ABOUT THIS EXERCISE »
Report, in full, each line of the material below in which the string "every" occurs.
(TASK MATERIAL)
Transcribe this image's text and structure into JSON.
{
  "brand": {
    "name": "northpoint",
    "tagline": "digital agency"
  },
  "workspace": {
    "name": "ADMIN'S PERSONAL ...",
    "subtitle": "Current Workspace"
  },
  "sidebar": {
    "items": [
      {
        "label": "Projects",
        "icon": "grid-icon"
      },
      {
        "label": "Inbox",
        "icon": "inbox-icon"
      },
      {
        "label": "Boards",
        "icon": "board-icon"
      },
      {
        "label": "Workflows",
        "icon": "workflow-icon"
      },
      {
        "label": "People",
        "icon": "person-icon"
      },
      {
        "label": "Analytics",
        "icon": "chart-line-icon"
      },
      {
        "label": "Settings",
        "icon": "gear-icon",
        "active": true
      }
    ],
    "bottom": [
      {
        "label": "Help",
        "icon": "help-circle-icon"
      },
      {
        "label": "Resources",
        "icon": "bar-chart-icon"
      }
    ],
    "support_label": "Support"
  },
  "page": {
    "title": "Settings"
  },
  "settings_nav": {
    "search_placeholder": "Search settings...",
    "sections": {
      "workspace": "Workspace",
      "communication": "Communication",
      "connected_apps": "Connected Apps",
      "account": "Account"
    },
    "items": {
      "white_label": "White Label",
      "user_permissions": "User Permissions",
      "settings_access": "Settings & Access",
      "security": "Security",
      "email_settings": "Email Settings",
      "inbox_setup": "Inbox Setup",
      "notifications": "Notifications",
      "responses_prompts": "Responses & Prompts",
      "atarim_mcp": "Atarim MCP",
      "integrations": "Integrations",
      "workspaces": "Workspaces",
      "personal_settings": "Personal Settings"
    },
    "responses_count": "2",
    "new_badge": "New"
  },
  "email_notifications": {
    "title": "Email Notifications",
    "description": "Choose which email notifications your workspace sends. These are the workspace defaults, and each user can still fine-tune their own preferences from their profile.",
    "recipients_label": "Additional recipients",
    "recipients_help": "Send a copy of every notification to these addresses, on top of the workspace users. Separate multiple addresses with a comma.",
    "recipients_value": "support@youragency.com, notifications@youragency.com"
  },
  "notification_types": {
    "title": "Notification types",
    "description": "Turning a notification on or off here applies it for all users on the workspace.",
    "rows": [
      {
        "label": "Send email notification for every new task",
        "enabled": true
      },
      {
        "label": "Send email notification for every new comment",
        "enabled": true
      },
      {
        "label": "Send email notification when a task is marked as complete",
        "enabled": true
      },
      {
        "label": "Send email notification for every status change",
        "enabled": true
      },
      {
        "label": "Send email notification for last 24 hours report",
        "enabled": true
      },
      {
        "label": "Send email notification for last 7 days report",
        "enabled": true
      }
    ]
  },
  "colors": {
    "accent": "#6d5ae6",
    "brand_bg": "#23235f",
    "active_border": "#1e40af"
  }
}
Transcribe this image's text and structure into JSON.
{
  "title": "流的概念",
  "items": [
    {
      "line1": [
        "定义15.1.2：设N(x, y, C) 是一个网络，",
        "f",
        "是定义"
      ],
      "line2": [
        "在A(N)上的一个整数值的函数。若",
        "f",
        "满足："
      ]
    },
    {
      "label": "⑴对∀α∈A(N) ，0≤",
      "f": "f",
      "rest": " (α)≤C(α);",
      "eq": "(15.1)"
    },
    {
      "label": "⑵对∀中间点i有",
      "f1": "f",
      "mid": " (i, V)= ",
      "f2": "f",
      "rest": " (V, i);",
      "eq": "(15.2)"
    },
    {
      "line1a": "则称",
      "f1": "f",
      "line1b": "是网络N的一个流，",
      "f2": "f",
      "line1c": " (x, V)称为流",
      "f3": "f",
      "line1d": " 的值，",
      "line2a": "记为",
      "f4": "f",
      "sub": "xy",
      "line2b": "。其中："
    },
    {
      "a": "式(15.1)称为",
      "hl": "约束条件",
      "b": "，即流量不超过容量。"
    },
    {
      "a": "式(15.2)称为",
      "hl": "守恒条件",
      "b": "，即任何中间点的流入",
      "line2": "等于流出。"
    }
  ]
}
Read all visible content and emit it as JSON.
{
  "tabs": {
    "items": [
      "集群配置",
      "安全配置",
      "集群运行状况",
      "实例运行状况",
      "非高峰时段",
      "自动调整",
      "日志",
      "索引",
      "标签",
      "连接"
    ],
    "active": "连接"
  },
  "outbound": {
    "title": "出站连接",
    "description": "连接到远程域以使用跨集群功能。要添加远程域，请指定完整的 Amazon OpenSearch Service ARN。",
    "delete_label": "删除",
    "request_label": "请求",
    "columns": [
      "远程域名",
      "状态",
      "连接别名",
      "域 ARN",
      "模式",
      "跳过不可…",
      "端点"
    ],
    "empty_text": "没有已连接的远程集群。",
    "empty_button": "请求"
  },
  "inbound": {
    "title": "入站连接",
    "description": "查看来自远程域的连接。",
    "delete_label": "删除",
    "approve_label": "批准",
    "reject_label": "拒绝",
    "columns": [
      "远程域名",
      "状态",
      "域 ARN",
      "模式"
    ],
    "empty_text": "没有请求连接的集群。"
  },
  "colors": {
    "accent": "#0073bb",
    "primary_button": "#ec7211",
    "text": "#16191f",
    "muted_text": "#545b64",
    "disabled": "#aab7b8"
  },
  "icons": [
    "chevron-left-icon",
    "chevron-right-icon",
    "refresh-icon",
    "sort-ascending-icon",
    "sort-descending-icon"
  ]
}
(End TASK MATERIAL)
RESPONSE »
    "recipients_help": "Send a copy of every notification to these addresses, on top of the workspace users. Separate multiple addresses with a comma.",
        "label": "Send email notification for every new task",
        "label": "Send email notification for every new comment",
        "label": "Send email notification for every status change",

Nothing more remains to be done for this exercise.